Oil company workers in Myanmar are considering strike action over the 1 February military coup in the oil and gas producer nation as demonstrations by supporters of the ousted democratic government spread this week.
While operator personnel and contracting staff have not as yet decided to down tools, sources on the ground told Upstream that strike action remains a possibility.
Operations at upstream facilities are continuing as planned, however only essential workers are remaining in the field with most staff working from home, according to local media.
Thousands of people took to the streets of Myanmar’s commercial hub Yangon again on 17 February after a new charge was announced against ousted leader Aung San Suu Kyi, who remained under house arrest as Upstream went to press.
United Nations special rapporteur on Myanmar, Tom Andrews, said ahead of the rallies that he had received reports of soldiers being transported into Yangon from other regions, adding that he feared “we could be on the precipice of the military committing even greater crimes against the people of Myanmar”.
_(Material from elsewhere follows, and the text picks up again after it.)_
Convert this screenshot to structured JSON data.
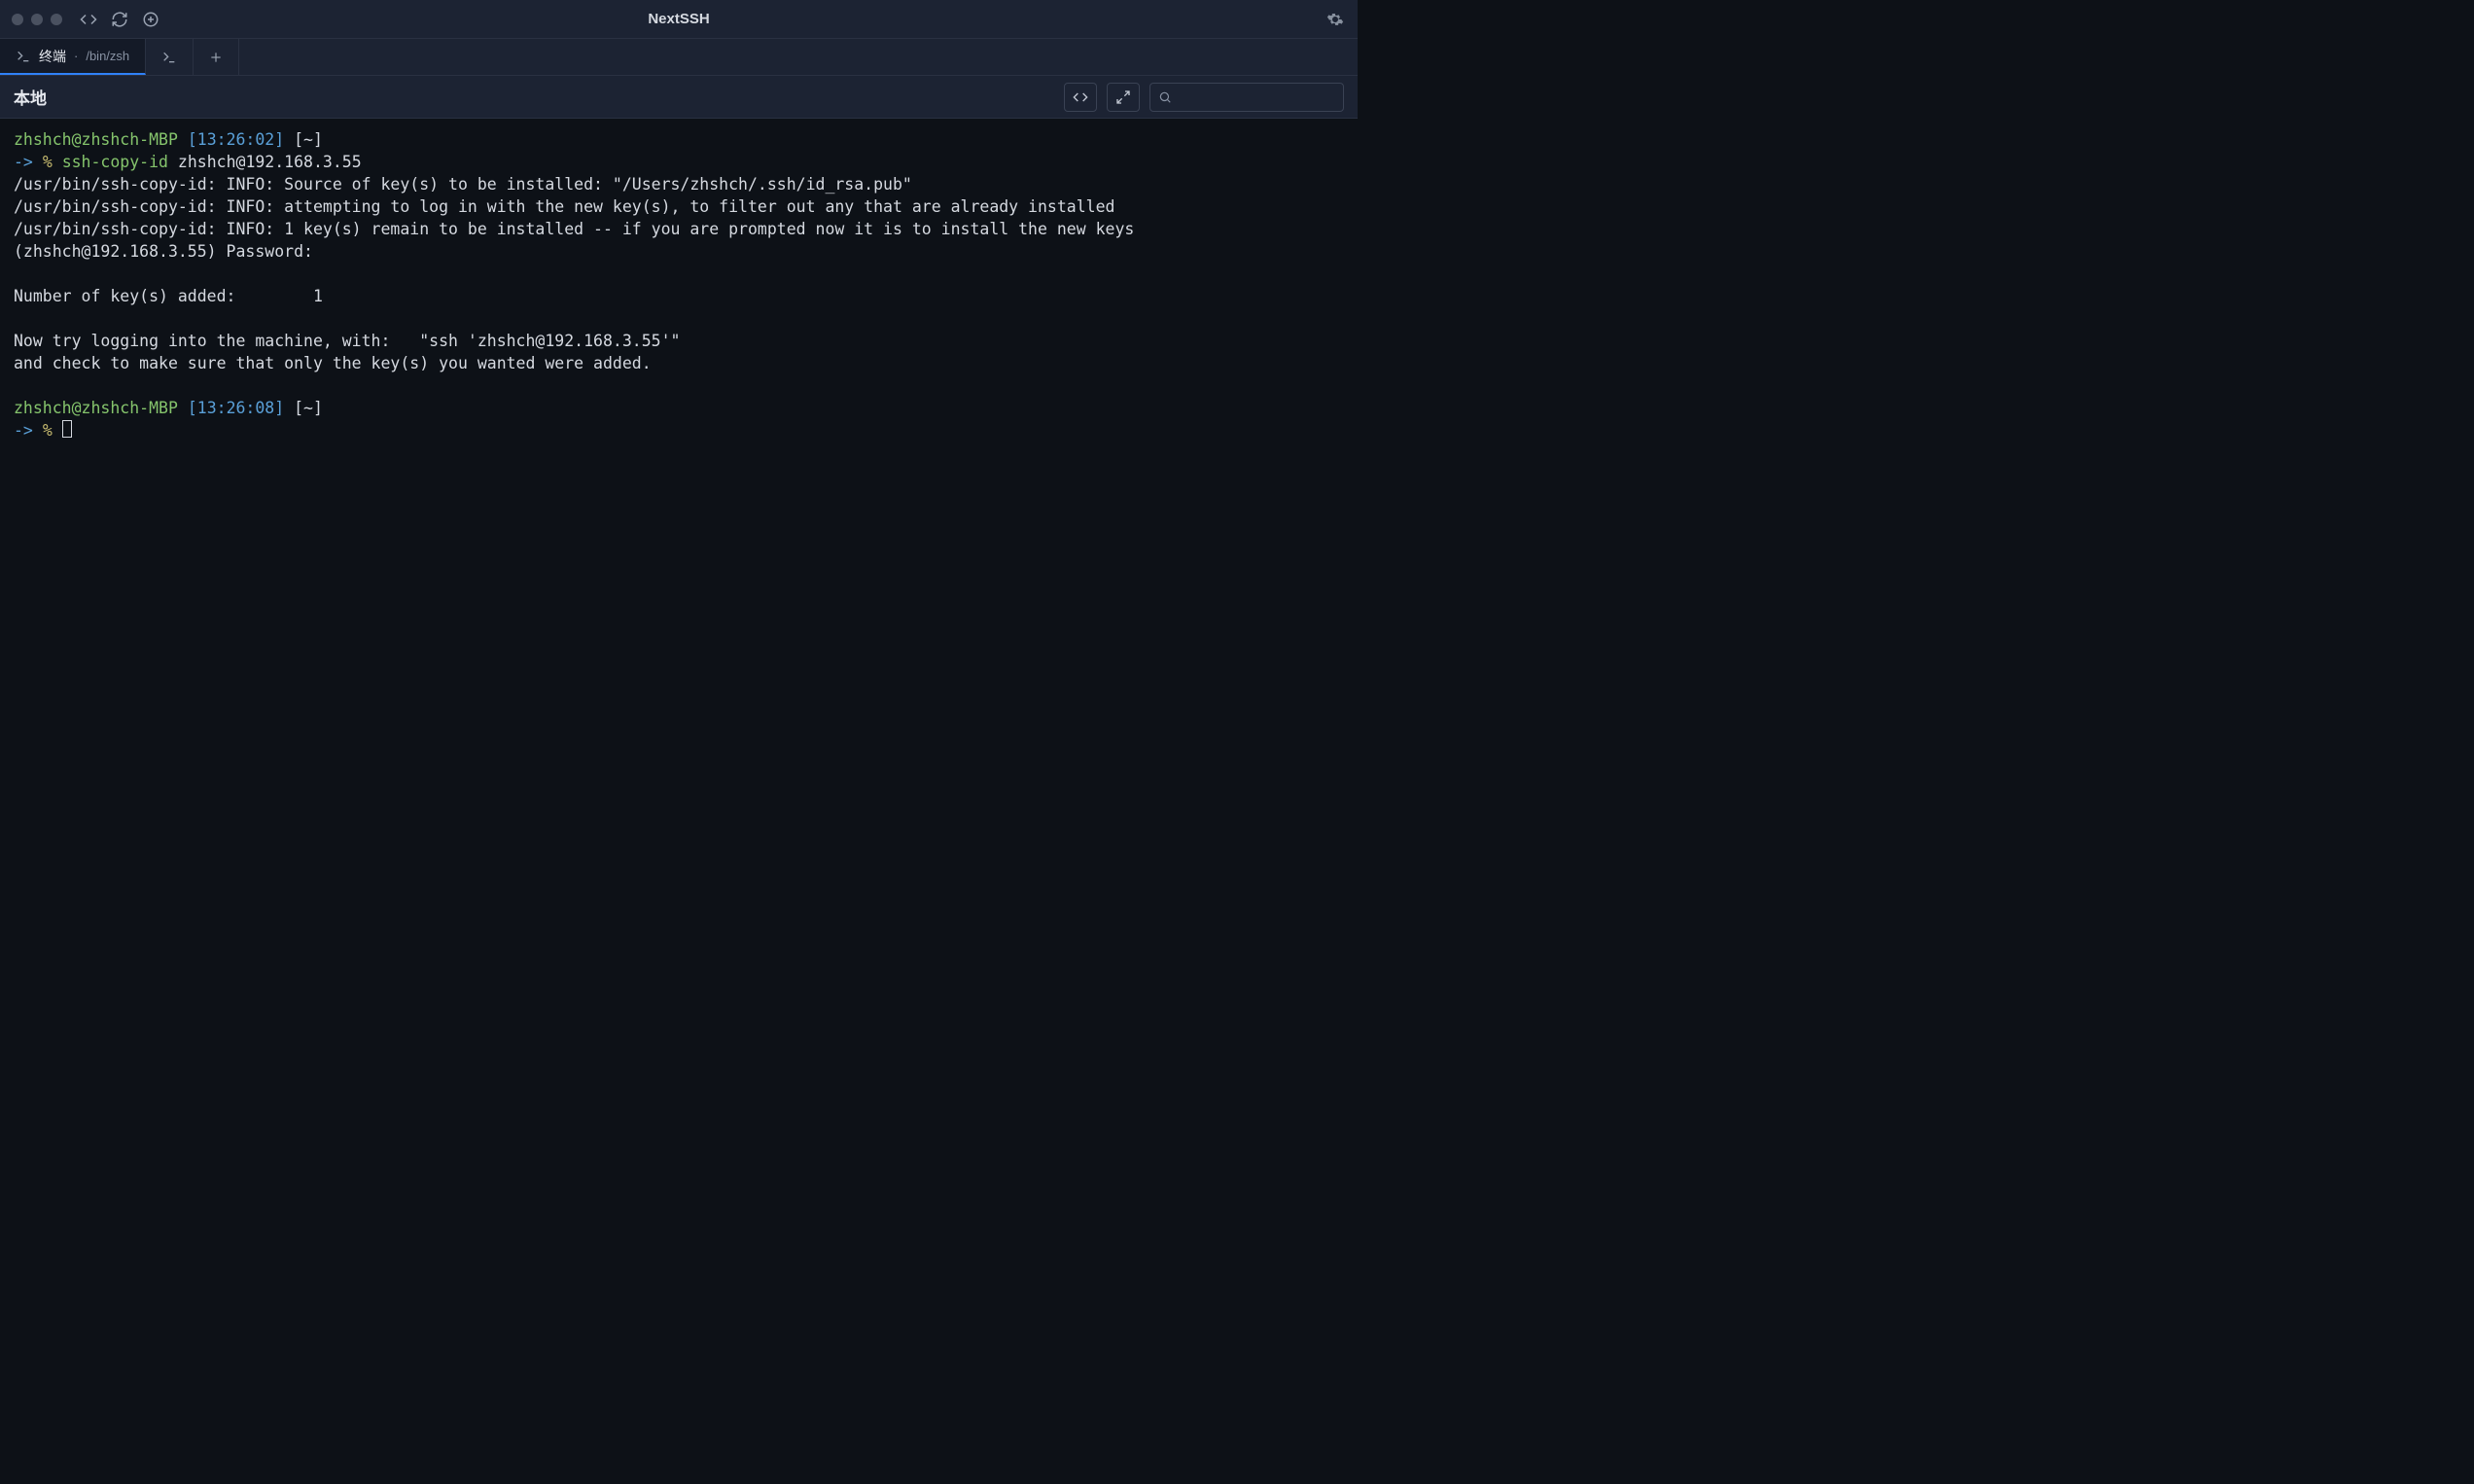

“In the past, such troop movements preceded killings, disappearances, and detentions on a mass scale,” he was quoted as saying by UK newspaper The Guardian.
Opponents of Myanmar’s military coup on Wednesday rejected the army's assertion that there was public support for their overthrowing of elected leader Aung San Suu Kyi.
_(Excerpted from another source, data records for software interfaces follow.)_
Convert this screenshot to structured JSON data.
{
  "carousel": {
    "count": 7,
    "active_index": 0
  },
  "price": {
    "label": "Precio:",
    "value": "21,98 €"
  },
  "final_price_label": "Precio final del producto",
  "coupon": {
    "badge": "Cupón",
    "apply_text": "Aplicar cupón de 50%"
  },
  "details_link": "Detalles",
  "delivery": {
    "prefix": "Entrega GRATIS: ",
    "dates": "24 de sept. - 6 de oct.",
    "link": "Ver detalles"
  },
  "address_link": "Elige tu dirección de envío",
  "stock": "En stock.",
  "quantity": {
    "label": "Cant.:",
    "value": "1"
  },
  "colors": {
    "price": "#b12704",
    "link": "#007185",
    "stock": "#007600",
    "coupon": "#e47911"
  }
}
Protesters are not convinced by the junta’s assurances, given at a news conference on Tuesday, that it would hold a fair election and would hand over power if defeated.
Nobel Peace laureate Aung San Suu Kyi now faces a new charge of violating a Natural Disaster Management Law on top of charges for illegally importing six walkie talkie radios.
More than 400 people have been arrested since the coup, while the military has repeatedly blocked communications. On Tuesday, an internet blackout was imposed for the third night running, according to the monitoring group NetBlocks.
The shock coup came after the military alleged irregularities in last November’s polls that had returned Aung San Suu Kyi’s National League for Democracy to power with an increased majority.
Military spokesman Zaw Min Tun earlier this week claimed that both Aung San Suu Kyi and President Win Myint were in a “safer place” and “in good health”.
“It’s not like they were arrested — they are staying at their houses,” the general, who became the country’s vice minister of information after the coup, told a press conference.
Their next court hearing is scheduled for 1 March.